Information Technology Reference
Retrospect 10 (in 2012). I'm delighted to see real progress on this
venerable Mac backup application after a long period of downtime.
Dropbox, the Almost-Backup Service
in the cloud, and from there, to all your other devices. It even keeps
older versions and deleted files, somewhat like a versioned backup
program does. So, in a manner of speaking, it can serve as a backup
tool. (The same can be said of numerous competing services, such
However, fond as I am of Dropbox for syncing and sharing files, I
don't think it's a good substitute for the types of backup I describe
in this topic, for three reasons:
Only the files in your Dropbox folder are synced, which probably
excludes a lot of important data. (Some competing services let
you sync whatever folders you like.)
Dropbox stores old versions and deleted files for only 30 days.
You can change that to indefinite storage, but only if you have
a paid Dropbox Pro account and pay an extra $39 per year for
the Packrat option.
Restoring older versions or deleted files can be done only from the
Dropbox Web site, and it's a tedious, one-file-at-a-time operation.
That's fine for restoring a few files on occasion, but beyond that,
So, by all means, use Dropbox or a comparable service to your
heart's content. But choose something else for keeping versioned
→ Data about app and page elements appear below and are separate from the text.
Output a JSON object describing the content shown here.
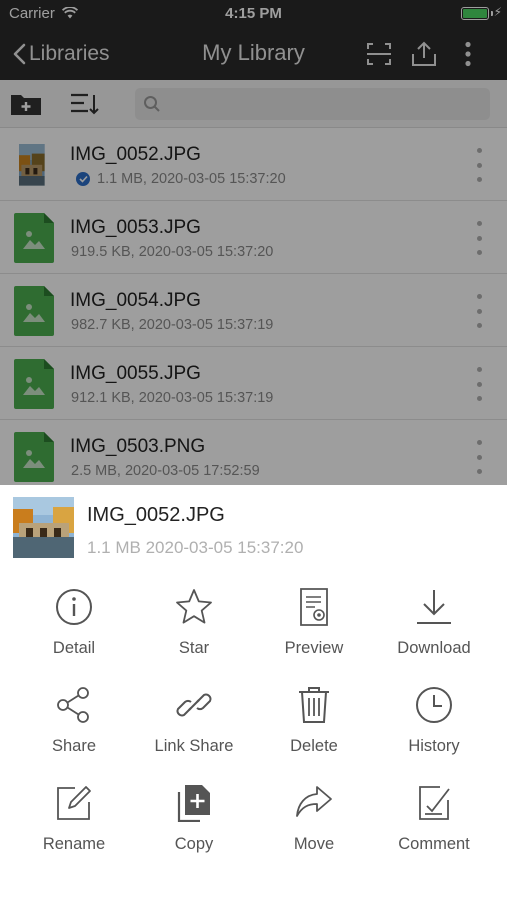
{
  "status_bar": {
    "carrier": "Carrier",
    "time": "4:15 PM"
  },
  "nav": {
    "back_label": "Libraries",
    "title": "My Library"
  },
  "search": {
    "placeholder": ""
  },
  "files": [
    {
      "name": "IMG_0052.JPG",
      "meta": "1.1 MB, 2020-03-05 15:37:20",
      "thumb": "photo",
      "starred_check": true
    },
    {
      "name": "IMG_0053.JPG",
      "meta": "919.5 KB, 2020-03-05 15:37:20",
      "thumb": "image-file-icon",
      "starred_check": false
    },
    {
      "name": "IMG_0054.JPG",
      "meta": "982.7 KB, 2020-03-05 15:37:19",
      "thumb": "image-file-icon",
      "starred_check": false
    },
    {
      "name": "IMG_0055.JPG",
      "meta": "912.1 KB, 2020-03-05 15:37:19",
      "thumb": "image-file-icon",
      "starred_check": false
    },
    {
      "name": "IMG_0503.PNG",
      "meta": "2.5 MB, 2020-03-05 17:52:59",
      "thumb": "image-file-icon",
      "starred_check": false
    }
  ],
  "sheet": {
    "file_name": "IMG_0052.JPG",
    "file_meta": "1.1 MB 2020-03-05 15:37:20",
    "actions": [
      {
        "label": "Detail",
        "icon": "info-icon"
      },
      {
        "label": "Star",
        "icon": "star-icon"
      },
      {
        "label": "Preview",
        "icon": "preview-icon"
      },
      {
        "label": "Download",
        "icon": "download-icon"
      },
      {
        "label": "Share",
        "icon": "share-icon"
      },
      {
        "label": "Link Share",
        "icon": "link-icon"
      },
      {
        "label": "Delete",
        "icon": "trash-icon"
      },
      {
        "label": "History",
        "icon": "history-icon"
      },
      {
        "label": "Rename",
        "icon": "rename-icon"
      },
      {
        "label": "Copy",
        "icon": "copy-icon"
      },
      {
        "label": "Move",
        "icon": "move-icon"
      },
      {
        "label": "Comment",
        "icon": "comment-icon"
      }
    ]
  },
  "colors": {
    "nav_background": "#2a2a2a",
    "file_icon_green": "#4caf50",
    "check_blue": "#2d6fc9",
    "action_icon": "#555555"
  }
}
backups—and be sure to back up your Dropbox folder too!
Factors to Reevaluate
The mere fact that technology evolves does not, by itself, mean you
need to change anything about your backup system. If everything
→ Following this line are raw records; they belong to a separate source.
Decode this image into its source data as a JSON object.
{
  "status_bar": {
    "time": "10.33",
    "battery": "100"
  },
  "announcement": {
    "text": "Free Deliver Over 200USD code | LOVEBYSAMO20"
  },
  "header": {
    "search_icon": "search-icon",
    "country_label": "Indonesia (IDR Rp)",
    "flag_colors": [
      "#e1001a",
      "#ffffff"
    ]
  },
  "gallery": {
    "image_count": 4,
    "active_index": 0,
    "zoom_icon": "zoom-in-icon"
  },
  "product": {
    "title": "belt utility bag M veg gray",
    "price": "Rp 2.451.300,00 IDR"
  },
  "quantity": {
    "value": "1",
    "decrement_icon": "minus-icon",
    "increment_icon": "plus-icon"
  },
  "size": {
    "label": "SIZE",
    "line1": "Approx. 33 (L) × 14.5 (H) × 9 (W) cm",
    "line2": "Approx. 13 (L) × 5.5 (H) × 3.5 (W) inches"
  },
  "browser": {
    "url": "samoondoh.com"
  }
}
you set up last year continues to work perfectly now, it's entirely
reasonable to leave well enough alone. However, changes that affect
your backups have a way of sneaking up on you slowly, so this is a